### Problem description:
Only the count is needed. Count the lines below with the word "binnen" in them.

(Beginning of Dataset records)

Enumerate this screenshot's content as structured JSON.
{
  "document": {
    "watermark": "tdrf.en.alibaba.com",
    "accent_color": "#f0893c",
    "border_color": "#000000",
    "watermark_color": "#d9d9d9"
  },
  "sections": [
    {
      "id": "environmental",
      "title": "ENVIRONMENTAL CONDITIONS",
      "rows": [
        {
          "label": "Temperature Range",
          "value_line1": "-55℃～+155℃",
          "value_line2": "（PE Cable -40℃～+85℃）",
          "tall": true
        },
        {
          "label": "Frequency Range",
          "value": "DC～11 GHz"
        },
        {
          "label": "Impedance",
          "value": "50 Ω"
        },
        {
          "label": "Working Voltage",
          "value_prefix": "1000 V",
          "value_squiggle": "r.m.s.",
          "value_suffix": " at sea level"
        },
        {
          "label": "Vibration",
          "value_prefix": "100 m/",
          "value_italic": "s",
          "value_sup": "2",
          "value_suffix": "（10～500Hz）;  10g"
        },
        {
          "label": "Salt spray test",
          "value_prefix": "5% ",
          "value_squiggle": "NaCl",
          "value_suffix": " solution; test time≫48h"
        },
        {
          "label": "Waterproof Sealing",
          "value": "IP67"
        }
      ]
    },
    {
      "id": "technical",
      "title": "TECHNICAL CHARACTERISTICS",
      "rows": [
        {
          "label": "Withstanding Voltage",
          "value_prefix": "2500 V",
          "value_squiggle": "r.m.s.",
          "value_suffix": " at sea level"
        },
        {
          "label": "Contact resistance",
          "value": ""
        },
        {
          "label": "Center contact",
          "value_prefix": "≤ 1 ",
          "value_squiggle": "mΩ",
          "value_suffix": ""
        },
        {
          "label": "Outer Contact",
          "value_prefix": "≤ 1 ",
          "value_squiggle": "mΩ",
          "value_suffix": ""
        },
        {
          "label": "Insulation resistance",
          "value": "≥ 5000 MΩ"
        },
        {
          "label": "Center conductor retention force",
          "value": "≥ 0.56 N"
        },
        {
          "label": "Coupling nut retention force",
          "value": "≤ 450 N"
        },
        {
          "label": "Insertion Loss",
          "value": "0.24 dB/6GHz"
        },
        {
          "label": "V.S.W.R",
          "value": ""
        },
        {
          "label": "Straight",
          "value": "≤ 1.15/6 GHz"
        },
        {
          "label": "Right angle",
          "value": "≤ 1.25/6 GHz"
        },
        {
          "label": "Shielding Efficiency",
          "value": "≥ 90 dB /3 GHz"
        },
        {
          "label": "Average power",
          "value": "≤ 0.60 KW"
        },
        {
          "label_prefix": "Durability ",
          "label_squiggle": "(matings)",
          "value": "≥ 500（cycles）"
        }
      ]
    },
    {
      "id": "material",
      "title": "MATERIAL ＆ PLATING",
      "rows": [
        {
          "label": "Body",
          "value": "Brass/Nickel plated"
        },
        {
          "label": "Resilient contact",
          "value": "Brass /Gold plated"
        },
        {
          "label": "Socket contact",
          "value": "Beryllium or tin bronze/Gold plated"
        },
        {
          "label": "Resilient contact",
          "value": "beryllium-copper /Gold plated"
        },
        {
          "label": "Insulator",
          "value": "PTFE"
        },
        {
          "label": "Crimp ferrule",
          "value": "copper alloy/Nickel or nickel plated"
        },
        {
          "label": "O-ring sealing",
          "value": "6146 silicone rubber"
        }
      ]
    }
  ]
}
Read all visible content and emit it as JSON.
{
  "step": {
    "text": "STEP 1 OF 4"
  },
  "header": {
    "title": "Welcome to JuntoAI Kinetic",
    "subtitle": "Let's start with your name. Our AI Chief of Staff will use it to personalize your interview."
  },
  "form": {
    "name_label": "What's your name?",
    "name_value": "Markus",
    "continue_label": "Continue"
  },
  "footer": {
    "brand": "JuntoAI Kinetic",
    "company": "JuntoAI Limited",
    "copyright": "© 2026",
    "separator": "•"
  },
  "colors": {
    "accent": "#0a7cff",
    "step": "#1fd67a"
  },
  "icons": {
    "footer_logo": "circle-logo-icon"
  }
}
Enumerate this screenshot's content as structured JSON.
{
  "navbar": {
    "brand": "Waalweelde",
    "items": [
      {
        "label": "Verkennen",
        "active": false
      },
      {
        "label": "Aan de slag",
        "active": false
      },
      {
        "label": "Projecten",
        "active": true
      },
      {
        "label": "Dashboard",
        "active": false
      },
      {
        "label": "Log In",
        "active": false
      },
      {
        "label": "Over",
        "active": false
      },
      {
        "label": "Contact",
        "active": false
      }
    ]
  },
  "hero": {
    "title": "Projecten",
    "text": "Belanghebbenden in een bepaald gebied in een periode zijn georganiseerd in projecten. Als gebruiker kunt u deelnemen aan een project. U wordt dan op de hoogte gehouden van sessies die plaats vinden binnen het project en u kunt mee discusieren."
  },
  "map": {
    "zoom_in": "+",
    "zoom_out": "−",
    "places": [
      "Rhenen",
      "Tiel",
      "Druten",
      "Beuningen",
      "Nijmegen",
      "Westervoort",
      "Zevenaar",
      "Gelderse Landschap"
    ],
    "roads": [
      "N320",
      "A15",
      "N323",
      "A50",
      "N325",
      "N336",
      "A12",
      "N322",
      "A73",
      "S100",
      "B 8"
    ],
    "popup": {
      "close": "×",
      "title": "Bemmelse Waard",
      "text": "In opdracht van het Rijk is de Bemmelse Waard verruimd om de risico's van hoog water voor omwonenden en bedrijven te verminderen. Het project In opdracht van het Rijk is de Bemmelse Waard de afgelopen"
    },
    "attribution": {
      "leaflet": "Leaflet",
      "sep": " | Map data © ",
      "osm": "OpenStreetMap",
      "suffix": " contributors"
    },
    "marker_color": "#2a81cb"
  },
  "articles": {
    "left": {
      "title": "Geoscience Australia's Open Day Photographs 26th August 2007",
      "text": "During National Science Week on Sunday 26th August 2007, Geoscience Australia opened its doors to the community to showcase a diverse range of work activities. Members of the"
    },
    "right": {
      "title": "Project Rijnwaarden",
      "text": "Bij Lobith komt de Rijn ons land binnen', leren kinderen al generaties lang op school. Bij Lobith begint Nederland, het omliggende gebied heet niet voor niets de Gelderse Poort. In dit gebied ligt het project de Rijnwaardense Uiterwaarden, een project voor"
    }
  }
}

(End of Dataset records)

### Result below:
2